• **Work request**: Set down every entry again, exactly as it appears.
----------
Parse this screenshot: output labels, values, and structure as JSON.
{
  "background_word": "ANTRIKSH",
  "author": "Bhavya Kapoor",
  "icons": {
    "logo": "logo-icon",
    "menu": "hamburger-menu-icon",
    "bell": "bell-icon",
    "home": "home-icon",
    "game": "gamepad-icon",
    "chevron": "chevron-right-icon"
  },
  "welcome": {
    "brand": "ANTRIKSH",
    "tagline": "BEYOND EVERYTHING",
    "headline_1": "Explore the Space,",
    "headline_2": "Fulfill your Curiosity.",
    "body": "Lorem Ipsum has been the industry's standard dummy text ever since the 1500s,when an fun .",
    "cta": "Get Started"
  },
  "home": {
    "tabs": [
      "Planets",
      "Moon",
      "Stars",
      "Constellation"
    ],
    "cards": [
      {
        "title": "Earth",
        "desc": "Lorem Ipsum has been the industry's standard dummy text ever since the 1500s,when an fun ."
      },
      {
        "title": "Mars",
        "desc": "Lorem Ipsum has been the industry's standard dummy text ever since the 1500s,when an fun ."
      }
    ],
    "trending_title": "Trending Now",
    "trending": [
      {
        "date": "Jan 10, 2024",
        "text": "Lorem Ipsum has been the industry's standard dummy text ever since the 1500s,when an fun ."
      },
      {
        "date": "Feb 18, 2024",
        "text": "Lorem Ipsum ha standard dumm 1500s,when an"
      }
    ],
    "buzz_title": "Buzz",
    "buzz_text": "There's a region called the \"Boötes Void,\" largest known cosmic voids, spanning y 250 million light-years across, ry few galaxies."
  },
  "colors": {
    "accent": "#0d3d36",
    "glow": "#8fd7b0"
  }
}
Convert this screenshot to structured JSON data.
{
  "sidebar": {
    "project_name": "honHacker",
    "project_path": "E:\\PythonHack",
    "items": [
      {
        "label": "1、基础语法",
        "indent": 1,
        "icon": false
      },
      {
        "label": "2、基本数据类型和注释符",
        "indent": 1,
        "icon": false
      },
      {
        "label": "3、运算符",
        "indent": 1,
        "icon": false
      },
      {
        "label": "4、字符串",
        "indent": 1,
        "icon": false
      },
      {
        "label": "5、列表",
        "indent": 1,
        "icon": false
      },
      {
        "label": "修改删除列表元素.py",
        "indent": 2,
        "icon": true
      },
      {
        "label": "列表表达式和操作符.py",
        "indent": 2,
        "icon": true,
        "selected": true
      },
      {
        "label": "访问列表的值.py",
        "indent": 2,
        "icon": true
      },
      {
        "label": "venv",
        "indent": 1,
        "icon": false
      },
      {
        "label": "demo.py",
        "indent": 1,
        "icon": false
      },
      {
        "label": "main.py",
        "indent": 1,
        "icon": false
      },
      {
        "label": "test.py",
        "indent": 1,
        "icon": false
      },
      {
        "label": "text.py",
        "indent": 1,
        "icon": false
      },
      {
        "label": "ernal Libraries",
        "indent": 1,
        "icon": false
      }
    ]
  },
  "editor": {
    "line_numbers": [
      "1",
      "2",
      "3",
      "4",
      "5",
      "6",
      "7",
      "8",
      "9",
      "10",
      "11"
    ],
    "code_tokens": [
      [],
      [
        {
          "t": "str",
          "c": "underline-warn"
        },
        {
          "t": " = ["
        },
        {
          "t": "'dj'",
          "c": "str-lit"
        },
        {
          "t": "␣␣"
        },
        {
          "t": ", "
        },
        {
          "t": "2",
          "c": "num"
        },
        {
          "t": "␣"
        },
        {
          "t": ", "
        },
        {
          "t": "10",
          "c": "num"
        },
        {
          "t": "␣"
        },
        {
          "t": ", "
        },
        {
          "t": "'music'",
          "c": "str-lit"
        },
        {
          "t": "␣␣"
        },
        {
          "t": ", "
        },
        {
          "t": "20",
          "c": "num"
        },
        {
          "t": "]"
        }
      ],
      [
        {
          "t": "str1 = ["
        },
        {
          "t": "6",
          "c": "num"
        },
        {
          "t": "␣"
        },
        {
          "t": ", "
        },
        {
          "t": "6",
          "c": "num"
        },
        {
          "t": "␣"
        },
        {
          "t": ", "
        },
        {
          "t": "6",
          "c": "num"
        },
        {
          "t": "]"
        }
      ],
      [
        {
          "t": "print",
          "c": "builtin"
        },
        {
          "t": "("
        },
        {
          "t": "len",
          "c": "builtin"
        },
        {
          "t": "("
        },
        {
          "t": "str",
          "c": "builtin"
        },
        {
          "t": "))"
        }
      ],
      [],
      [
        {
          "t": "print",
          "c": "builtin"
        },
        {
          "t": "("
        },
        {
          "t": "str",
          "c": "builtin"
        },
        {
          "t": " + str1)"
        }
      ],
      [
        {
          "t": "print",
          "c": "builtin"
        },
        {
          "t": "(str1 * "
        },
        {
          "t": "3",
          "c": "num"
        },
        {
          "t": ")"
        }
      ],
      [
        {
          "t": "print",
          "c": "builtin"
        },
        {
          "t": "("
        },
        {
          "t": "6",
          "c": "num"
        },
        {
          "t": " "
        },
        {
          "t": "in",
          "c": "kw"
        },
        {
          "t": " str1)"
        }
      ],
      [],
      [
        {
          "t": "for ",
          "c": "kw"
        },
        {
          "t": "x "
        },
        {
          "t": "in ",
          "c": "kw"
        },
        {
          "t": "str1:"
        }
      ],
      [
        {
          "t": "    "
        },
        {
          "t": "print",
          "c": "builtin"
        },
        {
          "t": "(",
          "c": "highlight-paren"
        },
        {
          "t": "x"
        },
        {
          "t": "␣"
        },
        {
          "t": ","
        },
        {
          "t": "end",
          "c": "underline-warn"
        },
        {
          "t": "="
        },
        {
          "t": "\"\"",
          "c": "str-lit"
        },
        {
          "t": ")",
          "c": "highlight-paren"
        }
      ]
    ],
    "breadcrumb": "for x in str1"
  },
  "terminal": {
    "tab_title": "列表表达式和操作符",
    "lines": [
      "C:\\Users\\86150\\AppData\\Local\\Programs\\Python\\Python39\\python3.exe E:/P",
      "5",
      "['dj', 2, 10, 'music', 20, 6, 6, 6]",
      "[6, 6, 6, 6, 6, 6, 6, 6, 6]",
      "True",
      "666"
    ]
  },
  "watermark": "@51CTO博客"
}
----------
• **Response for this exercise**:
Parse this screenshot: output labels, values, and structure as JSON.
{
  "background_word": "ANTRIKSH",
  "author": "Bhavya Kapoor",
  "icons": {
    "logo": "logo-icon",
    "menu": "hamburger-menu-icon",
    "bell": "bell-icon",
    "home": "home-icon",
    "game": "gamepad-icon",
    "chevron": "chevron-right-icon"
  },
  "welcome": {
    "brand": "ANTRIKSH",
    "tagline": "BEYOND EVERYTHING",
    "headline_1": "Explore the Space,",
    "headline_2": "Fulfill your Curiosity.",
    "body": "Lorem Ipsum has been the industry's standard dummy text ever since the 1500s,when an fun .",
    "cta": "Get Started"
  },
  "home": {
    "tabs": [
      "Planets",
      "Moon",
      "Stars",
      "Constellation"
    ],
    "cards": [
      {
        "title": "Earth",
        "desc": "Lorem Ipsum has been the industry's standard dummy text ever since the 1500s,when an fun ."
      },
      {
        "title": "Mars",
        "desc": "Lorem Ipsum has been the industry's standard dummy text ever since the 1500s,when an fun ."
      }
    ],
    "trending_title": "Trending Now",
    "trending": [
      {
        "date": "Jan 10, 2024",
        "text": "Lorem Ipsum has been the industry's standard dummy text ever since the 1500s,when an fun ."
      },
      {
        "date": "Feb 18, 2024",
        "text": "Lorem Ipsum ha standard dumm 1500s,when an"
      }
    ],
    "buzz_title": "Buzz",
    "buzz_text": "There's a region called the \"Boötes Void,\" largest known cosmic voids, spanning y 250 million light-years across, ry few galaxies."
  },
  "colors": {
    "accent": "#0d3d36",
    "glow": "#8fd7b0"
  }
}
Convert this screenshot to structured JSON data.
{
  "sidebar": {
    "project_name": "honHacker",
    "project_path": "E:\\PythonHack",
    "items": [
      {
        "label": "1、基础语法",
        "indent": 1,
        "icon": false
      },
      {
        "label": "2、基本数据类型和注释符",
        "indent": 1,
        "icon": false
      },
      {
        "label": "3、运算符",
        "indent": 1,
        "icon": false
      },
      {
        "label": "4、字符串",
        "indent": 1,
        "icon": false
      },
      {
        "label": "5、列表",
        "indent": 1,
        "icon": false
      },
      {
        "label": "修改删除列表元素.py",
        "indent": 2,
        "icon": true
      },
      {
        "label": "列表表达式和操作符.py",
        "indent": 2,
        "icon": true,
        "selected": true
      },
      {
        "label": "访问列表的值.py",
        "indent": 2,
        "icon": true
      },
      {
        "label": "venv",
        "indent": 1,
        "icon": false
      },
      {
        "label": "demo.py",
        "indent": 1,
        "icon": false
      },
      {
        "label": "main.py",
        "indent": 1,
        "icon": false
      },
      {
        "label": "test.py",
        "indent": 1,
        "icon": false
      },
      {
        "label": "text.py",
        "indent": 1,
        "icon": false
      },
      {
        "label": "ernal Libraries",
        "indent": 1,
        "icon": false
      }
    ]
  },
  "editor": {
    "line_numbers": [
      "1",
      "2",
      "3",
      "4",
      "5",
      "6",
      "7",
      "8",
      "9",
      "10",
      "11"
    ],
    "code_tokens": [
      [],
      [
        {
          "t": "str",
          "c": "underline-warn"
        },
        {
          "t": " = ["
        },
        {
          "t": "'dj'",
          "c": "str-lit"
        },
        {
          "t": "␣␣"
        },
        {
          "t": ", "
        },
        {
          "t": "2",
          "c": "num"
        },
        {
          "t": "␣"
        },
        {
          "t": ", "
        },
        {
          "t": "10",
          "c": "num"
        },
        {
          "t": "␣"
        },
        {
          "t": ", "
        },
        {
          "t": "'music'",
          "c": "str-lit"
        },
        {
          "t": "␣␣"
        },
        {
          "t": ", "
        },
        {
          "t": "20",
          "c": "num"
        },
        {
          "t": "]"
        }
      ],
      [
        {
          "t": "str1 = ["
        },
        {
          "t": "6",
          "c": "num"
        },
        {
          "t": "␣"
        },
        {
          "t": ", "
        },
        {
          "t": "6",
          "c": "num"
        },
        {
          "t": "␣"
        },
        {
          "t": ", "
        },
        {
          "t": "6",
          "c": "num"
        },
        {
          "t": "]"
        }
      ],
      [
        {
          "t": "print",
          "c": "builtin"
        },
        {
          "t": "("
        },
        {
          "t": "len",
          "c": "builtin"
        },
        {
          "t": "("
        },
        {
          "t": "str",
          "c": "builtin"
        },
        {
          "t": "))"
        }
      ],
      [],
      [
        {
          "t": "print",
          "c": "builtin"
        },
        {
          "t": "("
        },
        {
          "t": "str",
          "c": "builtin"
        },
        {
          "t": " + str1)"
        }
      ],
      [
        {
          "t": "print",
          "c": "builtin"
        },
        {
          "t": "(str1 * "
        },
        {
          "t": "3",
          "c": "num"
        },
        {
          "t": ")"
        }
      ],
      [
        {
          "t": "print",
          "c": "builtin"
        },
        {
          "t": "("
        },
        {
          "t": "6",
          "c": "num"
        },
        {
          "t": " "
        },
        {
          "t": "in",
          "c": "kw"
        },
        {
          "t": " str1)"
        }
      ],
      [],
      [
        {
          "t": "for ",
          "c": "kw"
        },
        {
          "t": "x "
        },
        {
          "t": "in ",
          "c": "kw"
        },
        {
          "t": "str1:"
        }
      ],
      [
        {
          "t": "    "
        },
        {
          "t": "print",
          "c": "builtin"
        },
        {
          "t": "(",
          "c": "highlight-paren"
        },
        {
          "t": "x"
        },
        {
          "t": "␣"
        },
        {
          "t": ","
        },
        {
          "t": "end",
          "c": "underline-warn"
        },
        {
          "t": "="
        },
        {
          "t": "\"\"",
          "c": "str-lit"
        },
        {
          "t": ")",
          "c": "highlight-paren"
        }
      ]
    ],
    "breadcrumb": "for x in str1"
  },
  "terminal": {
    "tab_title": "列表表达式和操作符",
    "lines": [
      "C:\\Users\\86150\\AppData\\Local\\Programs\\Python\\Python39\\python3.exe E:/P",
      "5",
      "['dj', 2, 10, 'music', 20, 6, 6, 6]",
      "[6, 6, 6, 6, 6, 6, 6, 6, 6]",
      "True",
      "666"
    ]
  },
  "watermark": "@51CTO博客"
}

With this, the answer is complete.